Thank you so much for the many responses I received regarding last week’s article on my dog, Cruiser. It set a record for e-mail responses for any single Sports Junkie article I’ve ever written, and I’m very appreciative of all of them.
Story of the Week
Felix Potvin certainly had some great times in Toronto. Drafted by the Maple Leafs in 1990, he was voted Canada’s Junior Goaltender of the Year the following season. He starred during his year of apprenticeship in St. John’s, Newfoundland of the AHL. Potvin stepped into the Toronto net at the start of the 1992-93 season.
Potvin’s 2.50 goals-against average that season led the league. Yet he saved his best play for the playoffs. The emergence of "Felix the Cat" was the highlight of Toronto’s best season in a generation. He was great in goal during his 21-game playoff season, and only Wayne Gretzky’s heroics in the Leafs’ seventh game against Los Angeles prevented Potvin from going to the Stanley Cup finals as a freshman.
Fans voted Potvin to the starting position for the 1994 NHL All-Star Game, and he was spectacular in a first-round playoff defeat of the Chicago Blackhawks, notching three 1-0 shutouts. But Felix was held responsible whenever Toronto faltered in the next few years. Leafs fans came to rely so heavily on Potvin that the expectations were unfair.
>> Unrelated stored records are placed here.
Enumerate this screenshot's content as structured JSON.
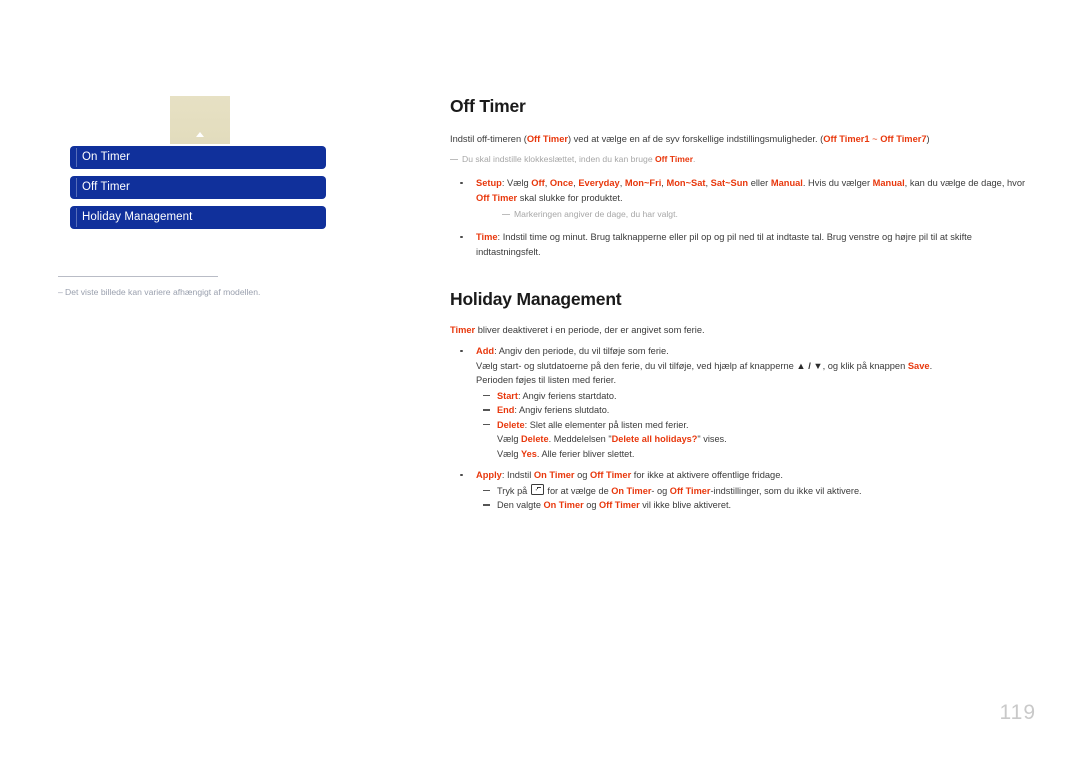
{
  "page": {
    "number": "119"
  },
  "illustration": {
    "screen_icon": "up-caret-icon",
    "menu_items": [
      {
        "label": "On Timer"
      },
      {
        "label": "Off Timer"
      },
      {
        "label": "Holiday Management"
      }
    ],
    "caption": "Det viste billede kan variere afhængigt af modellen.",
    "caption_dash": "‒"
  },
  "colors": {
    "accent_red": "#E8380D",
    "menu_blue": "#10309B",
    "note_gray": "#A7A7A7",
    "page_number_gray": "#C9C9C9",
    "screen_beige": "#E4DEC0"
  },
  "sections": [
    {
      "title": "Off Timer",
      "lead": {
        "p1": "Indstil off-timeren (",
        "k1": "Off Timer",
        "p2": ") ved at vælge en af de syv forskellige indstillingsmuligheder. (",
        "k2": "Off Timer1",
        "p3": " ~ ",
        "k3": "Off Timer7",
        "p4": ")"
      },
      "note": {
        "p1": "Du skal indstille klokkeslættet, inden du kan bruge ",
        "k1": "Off Timer",
        "p2": "."
      },
      "bullets": [
        {
          "key": "Setup",
          "sep": ": ",
          "t1": "Vælg ",
          "o1": "Off",
          "t2": ", ",
          "o2": "Once",
          "t3": ", ",
          "o3": "Everyday",
          "t4": ", ",
          "o4": "Mon~Fri",
          "t5": ", ",
          "o5": "Mon~Sat",
          "t6": ", ",
          "o6": "Sat~Sun",
          "t7": " eller ",
          "o7": "Manual",
          "t8": ". Hvis du vælger ",
          "o8": "Manual",
          "t9": ", kan du vælge de dage, hvor ",
          "o9": "Off Timer",
          "t10": " skal slukke for produktet.",
          "note": "Markeringen angiver de dage, du har valgt."
        },
        {
          "key": "Time",
          "sep": ": ",
          "text": "Indstil time og minut. Brug talknapperne eller pil op og pil ned til at indtaste tal. Brug venstre og højre pil til at skifte indtastningsfelt."
        }
      ]
    },
    {
      "title": "Holiday Management",
      "lead": {
        "k1": "Timer",
        "p1": " bliver deaktiveret i en periode, der er angivet som ferie."
      },
      "bullets": [
        {
          "key": "Add",
          "sep": ": ",
          "text": "Angiv den periode, du vil tilføje som ferie.",
          "line2_a": "Vælg start- og slutdatoerne på den ferie, du vil tilføje, ved hjælp af knapperne ",
          "line2_arrows": "▲ / ▼",
          "line2_b": ", og klik på knappen ",
          "line2_key": "Save",
          "line2_c": ".",
          "line3": "Perioden føjes til listen med ferier.",
          "subbullets": [
            {
              "key": "Start",
              "sep": ": ",
              "text": "Angiv feriens startdato."
            },
            {
              "key": "End",
              "sep": ": ",
              "text": "Angiv feriens slutdato."
            },
            {
              "key": "Delete",
              "sep": ": ",
              "text": "Slet alle elementer på listen med ferier.",
              "line2_a": "Vælg ",
              "line2_key1": "Delete",
              "line2_b": ". Meddelelsen \"",
              "line2_key2": "Delete all holidays?",
              "line2_c": "\" vises.",
              "line3_a": "Vælg ",
              "line3_key": "Yes",
              "line3_b": ". Alle ferier bliver slettet."
            }
          ]
        },
        {
          "key": "Apply",
          "sep": ": ",
          "t1": "Indstil ",
          "o1": "On Timer",
          "t2": " og ",
          "o2": "Off Timer",
          "t3": " for ikke at aktivere offentlige fridage.",
          "subbullets": [
            {
              "a": "Tryk på ",
              "icon": "enter-key-icon",
              "b": " for at vælge de ",
              "k1": "On Timer",
              "c": "- og ",
              "k2": "Off Timer",
              "d": "-indstillinger, som du ikke vil aktivere."
            },
            {
              "a": "Den valgte ",
              "k1": "On Timer",
              "b": " og ",
              "k2": "Off Timer",
              "c": " vil ikke blive aktiveret."
            }
          ]
        }
      ]
    }
  ]
}
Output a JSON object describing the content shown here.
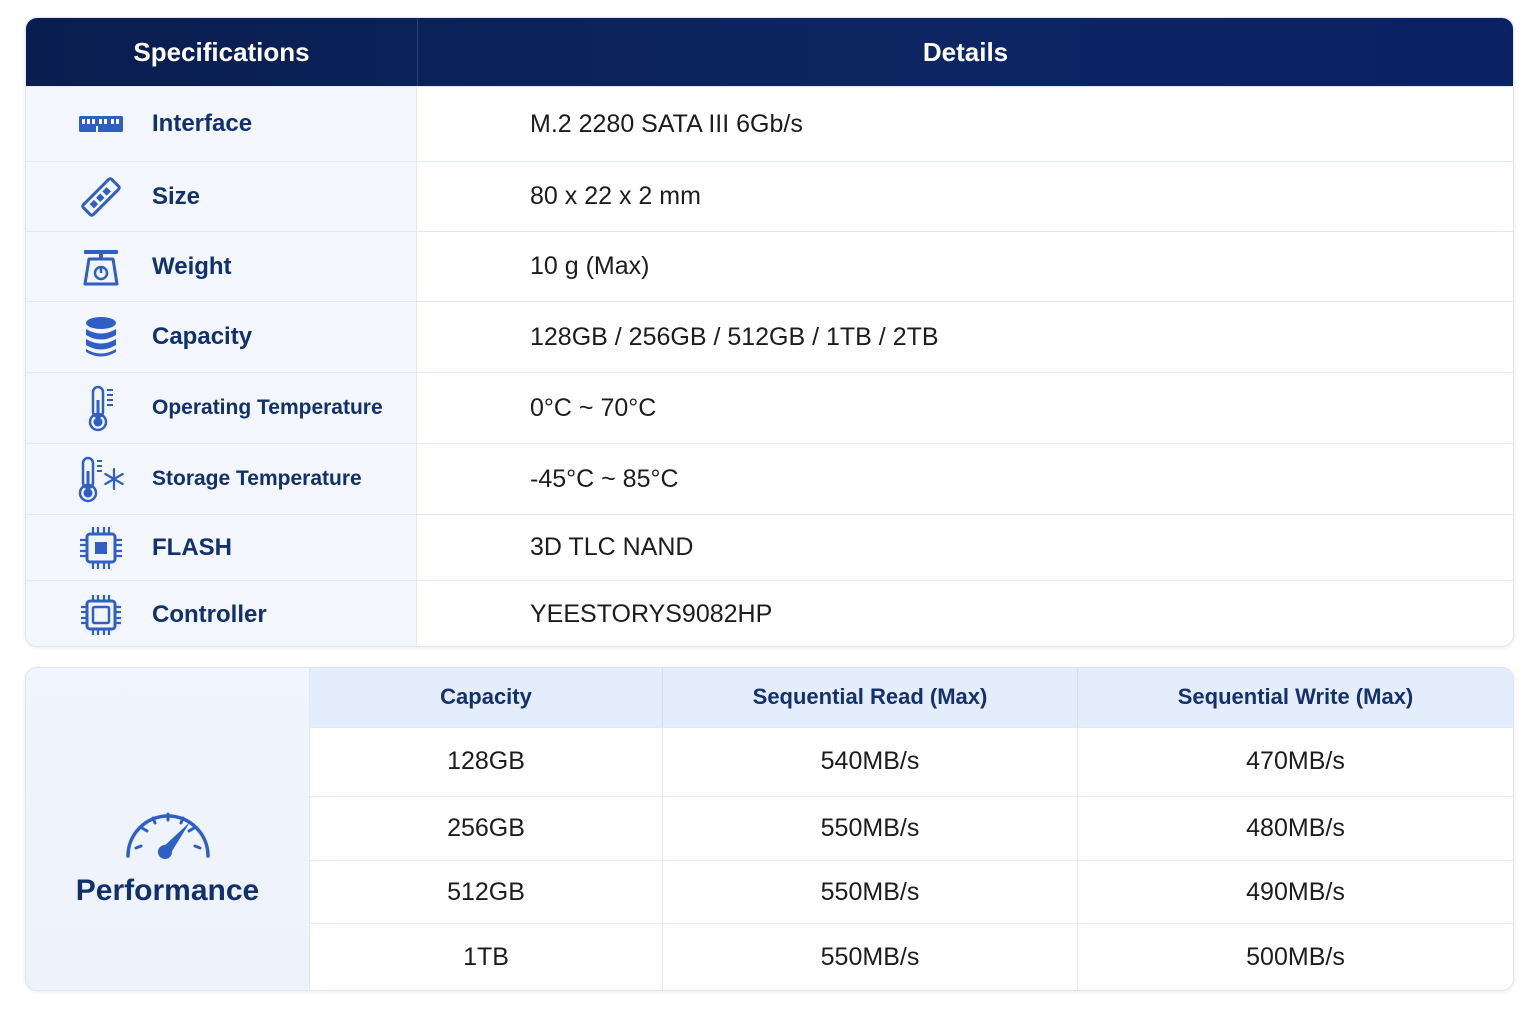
{
  "spec_table": {
    "header": {
      "left": "Specifications",
      "right": "Details"
    },
    "rows": [
      {
        "icon": "m2-interface-icon",
        "label": "Interface",
        "value": "M.2 2280 SATA III 6Gb/s"
      },
      {
        "icon": "ssd-stick-icon",
        "label": "Size",
        "value": "80 x 22 x 2 mm"
      },
      {
        "icon": "scale-icon",
        "label": "Weight",
        "value": "10 g (Max)"
      },
      {
        "icon": "database-icon",
        "label": "Capacity",
        "value": "128GB / 256GB / 512GB / 1TB / 2TB"
      },
      {
        "icon": "thermometer-icon",
        "label": "Operating Temperature",
        "value": "0°C ~ 70°C"
      },
      {
        "icon": "thermometer-snowflake-icon",
        "label": "Storage Temperature",
        "value": "-45°C ~ 85°C"
      },
      {
        "icon": "flash-chip-icon",
        "label": "FLASH",
        "value": "3D TLC NAND"
      },
      {
        "icon": "controller-chip-icon",
        "label": "Controller",
        "value": "YEESTORYS9082HP"
      }
    ]
  },
  "performance": {
    "title": "Performance",
    "icon": "speedometer-icon",
    "columns": [
      "Capacity",
      "Sequential Read (Max)",
      "Sequential Write (Max)"
    ],
    "rows": [
      [
        "128GB",
        "540MB/s",
        "470MB/s"
      ],
      [
        "256GB",
        "550MB/s",
        "480MB/s"
      ],
      [
        "512GB",
        "550MB/s",
        "490MB/s"
      ],
      [
        "1TB",
        "550MB/s",
        "500MB/s"
      ]
    ]
  },
  "colors": {
    "header_bg": "#0a1d4f",
    "label_text": "#11306e",
    "icon_blue": "#2f5fc4"
  }
}
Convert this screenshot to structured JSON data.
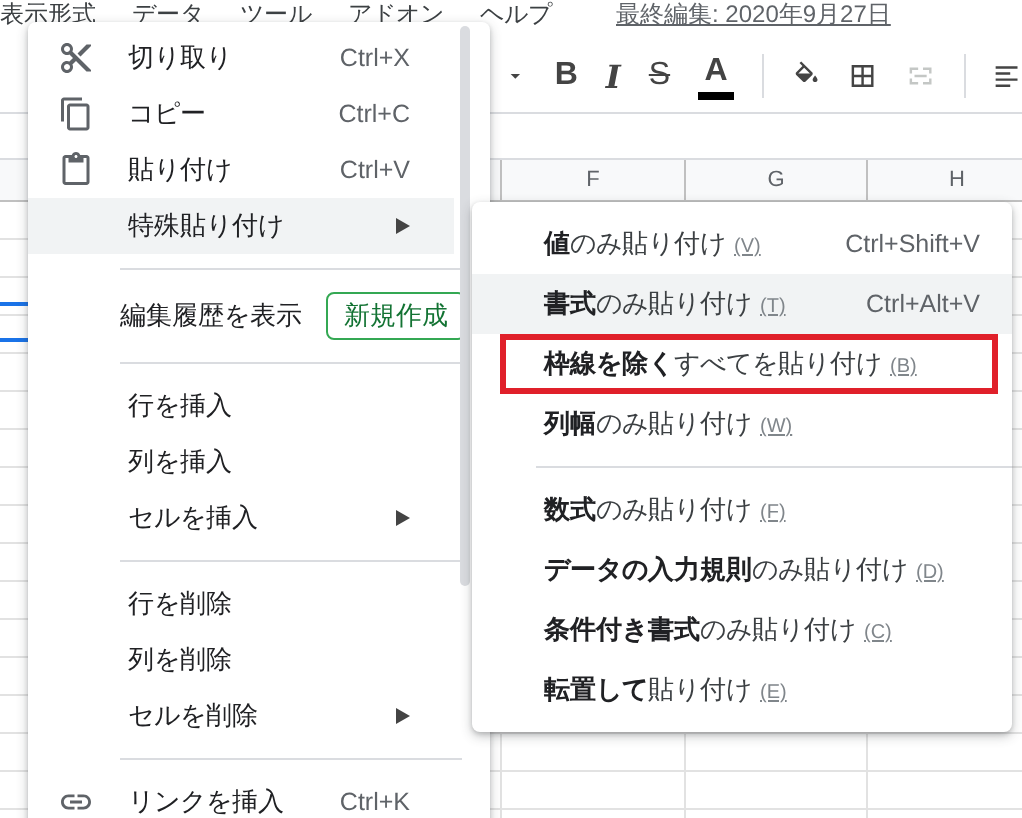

There was a dark cloud that hung over Potvin’s 1998-99 season. The entire season had been a major setback. It started in pre-season. The Leafs signed Curtis Joseph to a multi-year contract, thus making Felix their number two goalie. All the while, Toronto was trying to deal Potvin for the right exchange, but were not offered what they wanted.
On December 3, 1998, Potvin, after eight years in a Toronto uniform, announced he was leaving the team. He was immediately suspended without pay, but believed his walkout was just and necessary. Toronto, recognizing the situation for what it was, finally dealt Felix to the New York Islanders on January 9, 1999.
Things only got worse for "The Cat." He posted only one win and one tie in his first eight games in New York before going on the injured list with a pulled groin muscle for an entire month. Only near the end of that season did he fully recover his form. His stay with the Isles was brief. He was traded to Vancouver during the following season. And Vancouver traded Potvin to the L.A. Kings during that following season, 2000-01.
As a Kings fan, I loved it. Potvin had a tremendous goals-against average of just 1.96 in the remaining 23 games on L.A.’s schedule, all of which he started as a new King in that regular season. Felix was brilliant in the playoffs; the Kings knocked off Detroit before losing to Colorado in seven games. Without Potvin, the Kings would never have made the playoffs.
In 2001-02, Felix played brilliantly again, posting a 2.31 goals-against during the regular season. The Kings were again defeated by Colorado in the playoffs, again a seven-game series, but Potvin allowed just 2.16 goals per game in that series. He played one more year for the Kings, and spent the past season in goal for the Boston Bruins.
Felix "The Cat" Potvin, to date, has played in 707 NHL games, regular season and playoffs, with a cumulative goals-against of 2.75. When he eventually does retire, he certainly belongs in the Hockey Hall of Fame in Toronto.
Last Week’s Trivia
Kansas City Chiefs owner, Lamar Hunt, coined the phrase "Super Bowl" in 1967. It was hardly thought of as anything "super" at the time when the NFL Packers stuck it to Hunt’s AFL Chiefs, 35-10, in the half-filled, half-empty L.A. Coliseum in Super Bowl I.
Trivia Question of the Week
How did the football phrase "Hail Mary" come to be? See next week’s Sports Junkie for the answer.